§ **What to work on**
Scan the data below and give the number of lines that include the word "Einde", with no other words.
===
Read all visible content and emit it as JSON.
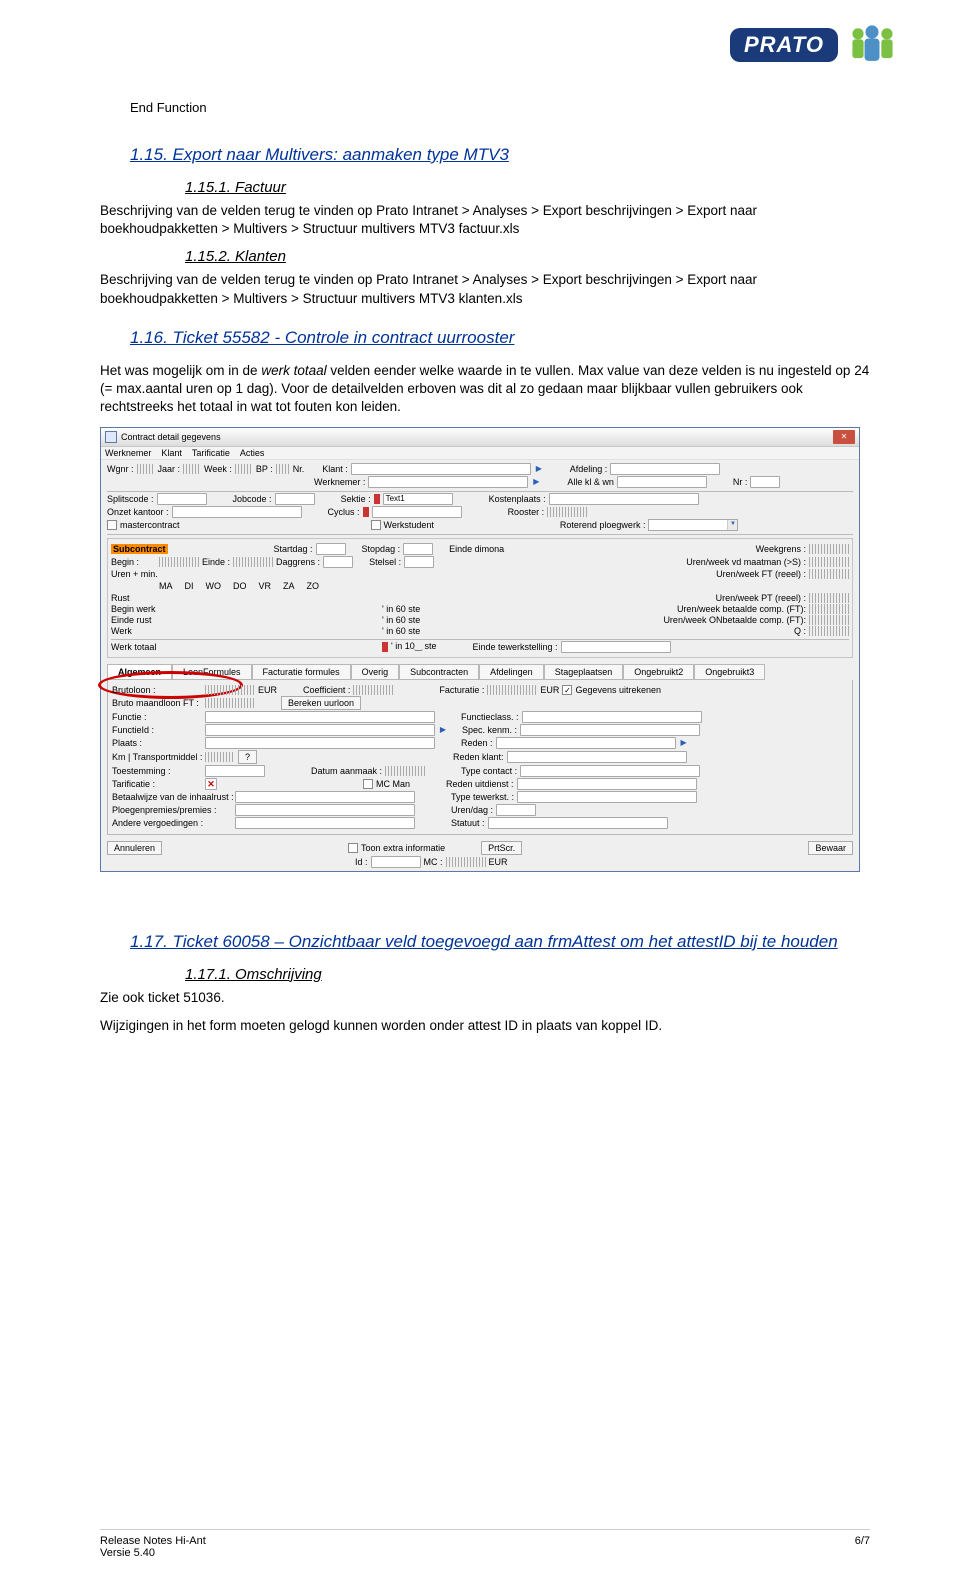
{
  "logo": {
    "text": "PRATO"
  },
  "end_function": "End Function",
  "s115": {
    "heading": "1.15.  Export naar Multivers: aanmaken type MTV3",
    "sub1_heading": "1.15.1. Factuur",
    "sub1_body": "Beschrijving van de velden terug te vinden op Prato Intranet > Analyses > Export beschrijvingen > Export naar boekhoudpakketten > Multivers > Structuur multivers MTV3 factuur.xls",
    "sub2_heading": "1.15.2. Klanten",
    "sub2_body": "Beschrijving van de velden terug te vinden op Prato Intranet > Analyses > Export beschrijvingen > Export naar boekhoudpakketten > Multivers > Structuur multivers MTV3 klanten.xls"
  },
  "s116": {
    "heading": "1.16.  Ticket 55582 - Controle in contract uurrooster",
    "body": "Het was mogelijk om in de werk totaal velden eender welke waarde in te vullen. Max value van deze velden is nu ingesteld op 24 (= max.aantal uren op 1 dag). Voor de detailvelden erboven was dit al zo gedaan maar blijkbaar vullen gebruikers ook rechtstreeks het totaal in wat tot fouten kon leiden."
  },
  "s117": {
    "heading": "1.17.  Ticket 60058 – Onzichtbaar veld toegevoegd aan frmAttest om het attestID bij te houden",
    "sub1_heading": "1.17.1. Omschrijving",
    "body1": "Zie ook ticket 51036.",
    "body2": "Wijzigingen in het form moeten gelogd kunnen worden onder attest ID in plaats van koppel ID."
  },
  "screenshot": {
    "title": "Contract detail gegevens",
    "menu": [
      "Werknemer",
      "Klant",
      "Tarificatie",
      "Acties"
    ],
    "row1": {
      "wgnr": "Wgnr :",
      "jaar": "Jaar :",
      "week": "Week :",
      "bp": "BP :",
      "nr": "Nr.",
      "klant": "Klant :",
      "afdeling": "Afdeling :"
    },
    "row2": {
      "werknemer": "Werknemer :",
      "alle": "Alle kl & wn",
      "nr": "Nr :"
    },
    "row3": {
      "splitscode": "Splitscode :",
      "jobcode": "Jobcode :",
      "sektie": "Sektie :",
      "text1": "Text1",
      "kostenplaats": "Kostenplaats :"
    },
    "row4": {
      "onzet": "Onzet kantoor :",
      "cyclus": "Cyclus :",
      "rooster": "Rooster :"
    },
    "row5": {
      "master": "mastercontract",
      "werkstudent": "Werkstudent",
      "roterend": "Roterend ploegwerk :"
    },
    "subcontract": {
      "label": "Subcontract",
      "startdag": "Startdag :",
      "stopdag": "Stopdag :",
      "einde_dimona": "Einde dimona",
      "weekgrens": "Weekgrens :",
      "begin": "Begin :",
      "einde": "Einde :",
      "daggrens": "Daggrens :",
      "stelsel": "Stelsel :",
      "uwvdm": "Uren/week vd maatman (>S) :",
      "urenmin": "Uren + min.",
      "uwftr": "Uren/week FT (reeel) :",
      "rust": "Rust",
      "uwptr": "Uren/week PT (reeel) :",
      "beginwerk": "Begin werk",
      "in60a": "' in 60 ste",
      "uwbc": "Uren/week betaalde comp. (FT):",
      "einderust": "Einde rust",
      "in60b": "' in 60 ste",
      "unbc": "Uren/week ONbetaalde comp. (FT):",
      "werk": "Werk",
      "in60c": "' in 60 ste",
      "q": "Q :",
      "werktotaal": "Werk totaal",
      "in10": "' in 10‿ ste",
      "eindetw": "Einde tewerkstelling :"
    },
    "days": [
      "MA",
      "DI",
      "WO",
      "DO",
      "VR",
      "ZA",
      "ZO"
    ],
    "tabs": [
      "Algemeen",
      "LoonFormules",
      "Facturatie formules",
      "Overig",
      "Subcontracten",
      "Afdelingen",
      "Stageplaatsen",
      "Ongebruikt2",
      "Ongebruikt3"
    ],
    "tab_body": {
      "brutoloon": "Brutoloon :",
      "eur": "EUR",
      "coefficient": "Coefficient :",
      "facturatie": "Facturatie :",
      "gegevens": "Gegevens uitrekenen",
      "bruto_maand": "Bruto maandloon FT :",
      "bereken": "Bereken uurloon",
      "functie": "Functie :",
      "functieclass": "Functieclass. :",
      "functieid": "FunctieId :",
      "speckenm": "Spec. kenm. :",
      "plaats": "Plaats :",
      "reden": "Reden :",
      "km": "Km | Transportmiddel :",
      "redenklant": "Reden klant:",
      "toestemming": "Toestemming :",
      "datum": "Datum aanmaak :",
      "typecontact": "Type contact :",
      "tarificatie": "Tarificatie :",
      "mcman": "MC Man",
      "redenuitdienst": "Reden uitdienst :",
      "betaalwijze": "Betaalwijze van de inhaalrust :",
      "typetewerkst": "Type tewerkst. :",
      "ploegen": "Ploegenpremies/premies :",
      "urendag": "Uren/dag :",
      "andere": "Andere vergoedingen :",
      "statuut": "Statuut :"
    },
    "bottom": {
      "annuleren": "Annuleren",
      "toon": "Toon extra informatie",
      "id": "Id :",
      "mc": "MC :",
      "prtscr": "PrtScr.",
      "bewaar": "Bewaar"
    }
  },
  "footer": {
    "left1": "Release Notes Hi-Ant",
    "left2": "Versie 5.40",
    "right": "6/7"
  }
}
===
§ **Expected answer**
4